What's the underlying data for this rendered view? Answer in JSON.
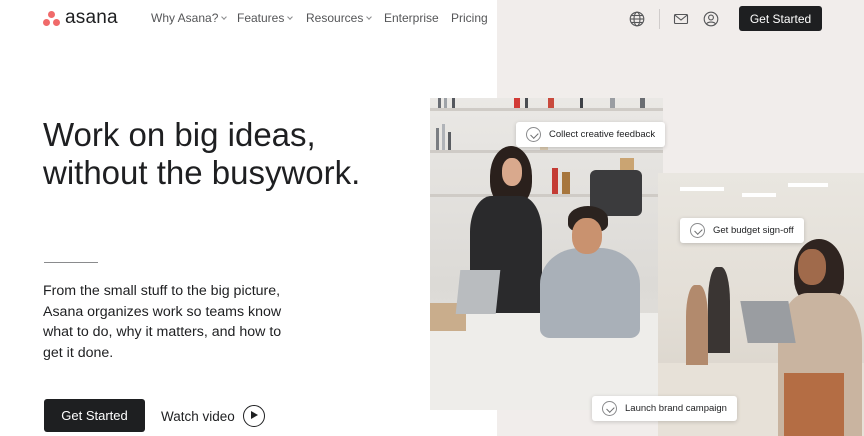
{
  "brand": {
    "name": "asana",
    "accent": "#f06a6a",
    "dark": "#1e1f21",
    "panel_bg": "#f1edeb"
  },
  "nav": {
    "items": [
      {
        "label": "Why Asana?",
        "has_dropdown": true
      },
      {
        "label": "Features",
        "has_dropdown": true
      },
      {
        "label": "Resources",
        "has_dropdown": true
      },
      {
        "label": "Enterprise",
        "has_dropdown": false
      },
      {
        "label": "Pricing",
        "has_dropdown": false
      }
    ],
    "icons": [
      "globe-icon",
      "mail-icon",
      "user-account-icon"
    ],
    "cta_label": "Get Started"
  },
  "hero": {
    "title_lines": [
      "Work on big ideas,",
      "without the busywork."
    ],
    "subtitle_lines": [
      "From the small stuff to the big picture,",
      "Asana organizes work so teams know",
      "what to do, why it matters, and how to",
      "get it done."
    ],
    "cta_label": "Get Started",
    "video_label": "Watch video",
    "video_icon": "play-circle-icon"
  },
  "tasks": [
    {
      "label": "Collect creative feedback",
      "icon": "check-circle-icon"
    },
    {
      "label": "Get budget sign-off",
      "icon": "check-circle-icon"
    },
    {
      "label": "Launch brand campaign",
      "icon": "check-circle-icon"
    }
  ]
}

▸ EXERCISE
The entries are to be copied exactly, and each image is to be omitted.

▸ ANSWER SECTION
What's the underlying data for this rendered view? Answer in JSON.
{
  "brand": {
    "name": "asana",
    "accent": "#f06a6a",
    "dark": "#1e1f21",
    "panel_bg": "#f1edeb"
  },
  "nav": {
    "items": [
      {
        "label": "Why Asana?",
        "has_dropdown": true
      },
      {
        "label": "Features",
        "has_dropdown": true
      },
      {
        "label": "Resources",
        "has_dropdown": true
      },
      {
        "label": "Enterprise",
        "has_dropdown": false
      },
      {
        "label": "Pricing",
        "has_dropdown": false
      }
    ],
    "icons": [
      "globe-icon",
      "mail-icon",
      "user-account-icon"
    ],
    "cta_label": "Get Started"
  },
  "hero": {
    "title_lines": [
      "Work on big ideas,",
      "without the busywork."
    ],
    "subtitle_lines": [
      "From the small stuff to the big picture,",
      "Asana organizes work so teams know",
      "what to do, why it matters, and how to",
      "get it done."
    ],
    "cta_label": "Get Started",
    "video_label": "Watch video",
    "video_icon": "play-circle-icon"
  },
  "tasks": [
    {
      "label": "Collect creative feedback",
      "icon": "check-circle-icon"
    },
    {
      "label": "Get budget sign-off",
      "icon": "check-circle-icon"
    },
    {
      "label": "Launch brand campaign",
      "icon": "check-circle-icon"
    }
  ]
}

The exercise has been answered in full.